======== DATA EXTRACTS ========

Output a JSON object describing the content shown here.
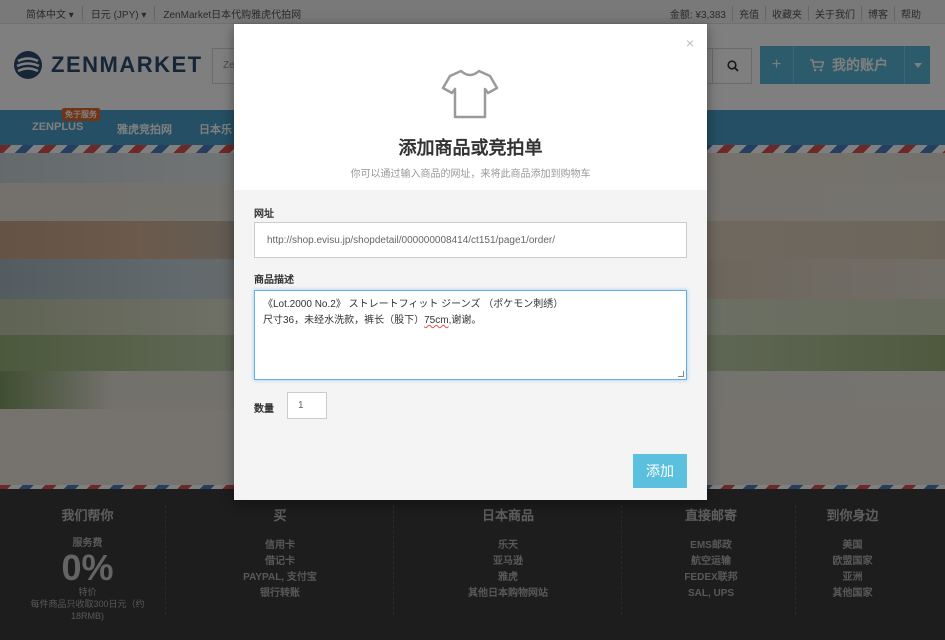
{
  "topbar": {
    "left": [
      "简体中文 ▾",
      "日元 (JPY) ▾",
      "ZenMarket日本代购雅虎代拍网"
    ],
    "right": [
      "金额: ¥3,383",
      "充值",
      "收藏夹",
      "关于我们",
      "博客",
      "帮助"
    ]
  },
  "header": {
    "logo_text": "ZENMARKET",
    "search_placeholder": "Ze",
    "account_plus": "+",
    "account_label": "我的账户"
  },
  "nav": {
    "badge": "免于服务",
    "items": [
      "ZENPLUS",
      "雅虎竞拍网",
      "日本乐"
    ]
  },
  "modal": {
    "close": "×",
    "title": "添加商品或竞拍单",
    "subtitle": "你可以通过输入商品的网址，来将此商品添加到购物车",
    "url_label": "网址",
    "url_value": "http://shop.evisu.jp/shopdetail/000000008414/ct151/page1/order/",
    "desc_label": "商品描述",
    "desc_line1": "《Lot.2000 No.2》 ストレートフィット ジーンズ （ポケモン刺绣）",
    "desc_line2_a": "尺寸36，未经水洗款，裤长（股下）",
    "desc_line2_b": "75cm",
    "desc_line2_c": ",谢谢。",
    "qty_label": "数量",
    "qty_value": "1",
    "add_button": "添加"
  },
  "footer": {
    "col1": {
      "head": "我们帮你",
      "fee_label": "服务费",
      "zero": "0%",
      "special": "特价",
      "note1": "每件商品只收取300日元（约",
      "note2": "18RMB)"
    },
    "col2": {
      "head": "买",
      "items": [
        "信用卡",
        "借记卡",
        "PAYPAL, 支付宝",
        "银行转账"
      ]
    },
    "col3": {
      "head": "日本商品",
      "items": [
        "乐天",
        "亚马逊",
        "雅虎",
        "其他日本购物网站"
      ]
    },
    "col4": {
      "head": "直接邮寄",
      "items": [
        "EMS邮政",
        "航空运输",
        "FEDEX联邦",
        "SAL, UPS"
      ]
    },
    "col5": {
      "head": "到你身边",
      "items": [
        "美国",
        "欧盟国家",
        "亚洲",
        "其他国家"
      ]
    }
  },
  "colors": {
    "accent": "#5bc0de",
    "nav": "#4a9fc8",
    "logo": "#2d4a70",
    "footer": "#3a3a3a"
  }
}
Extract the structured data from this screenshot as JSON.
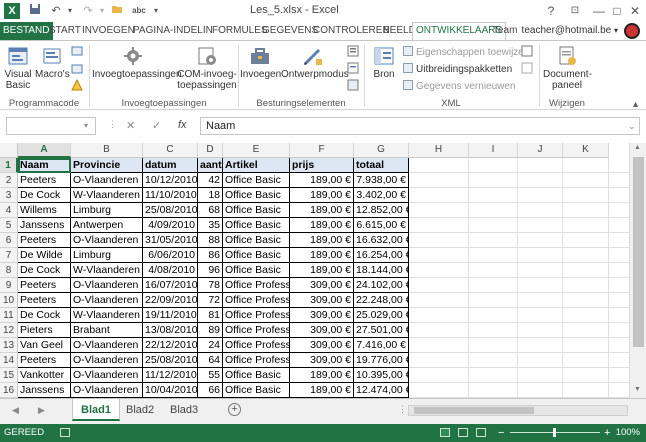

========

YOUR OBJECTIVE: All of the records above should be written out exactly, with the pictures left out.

RESULT OF THIS TASK:
Output a JSON object describing the content shown here.
{
  "topbar": {
    "left": [
      "简体中文 ▾",
      "日元 (JPY) ▾",
      "ZenMarket日本代购雅虎代拍网"
    ],
    "right": [
      "金额: ¥3,383",
      "充值",
      "收藏夹",
      "关于我们",
      "博客",
      "帮助"
    ]
  },
  "header": {
    "logo_text": "ZENMARKET",
    "search_placeholder": "Ze",
    "account_plus": "+",
    "account_label": "我的账户"
  },
  "nav": {
    "badge": "免于服务",
    "items": [
      "ZENPLUS",
      "雅虎竞拍网",
      "日本乐"
    ]
  },
  "modal": {
    "close": "×",
    "title": "添加商品或竞拍单",
    "subtitle": "你可以通过输入商品的网址，来将此商品添加到购物车",
    "url_label": "网址",
    "url_value": "http://shop.evisu.jp/shopdetail/000000008414/ct151/page1/order/",
    "desc_label": "商品描述",
    "desc_line1": "《Lot.2000 No.2》 ストレートフィット ジーンズ （ポケモン刺绣）",
    "desc_line2_a": "尺寸36，未经水洗款，裤长（股下）",
    "desc_line2_b": "75cm",
    "desc_line2_c": ",谢谢。",
    "qty_label": "数量",
    "qty_value": "1",
    "add_button": "添加"
  },
  "footer": {
    "col1": {
      "head": "我们帮你",
      "fee_label": "服务费",
      "zero": "0%",
      "special": "特价",
      "note1": "每件商品只收取300日元（约",
      "note2": "18RMB)"
    },
    "col2": {
      "head": "买",
      "items": [
        "信用卡",
        "借记卡",
        "PAYPAL, 支付宝",
        "银行转账"
      ]
    },
    "col3": {
      "head": "日本商品",
      "items": [
        "乐天",
        "亚马逊",
        "雅虎",
        "其他日本购物网站"
      ]
    },
    "col4": {
      "head": "直接邮寄",
      "items": [
        "EMS邮政",
        "航空运输",
        "FEDEX联邦",
        "SAL, UPS"
      ]
    },
    "col5": {
      "head": "到你身边",
      "items": [
        "美国",
        "欧盟国家",
        "亚洲",
        "其他国家"
      ]
    }
  },
  "colors": {
    "accent": "#5bc0de",
    "nav": "#4a9fc8",
    "logo": "#2d4a70",
    "footer": "#3a3a3a"
  }
}
Extract the structured data from this screenshot as JSON.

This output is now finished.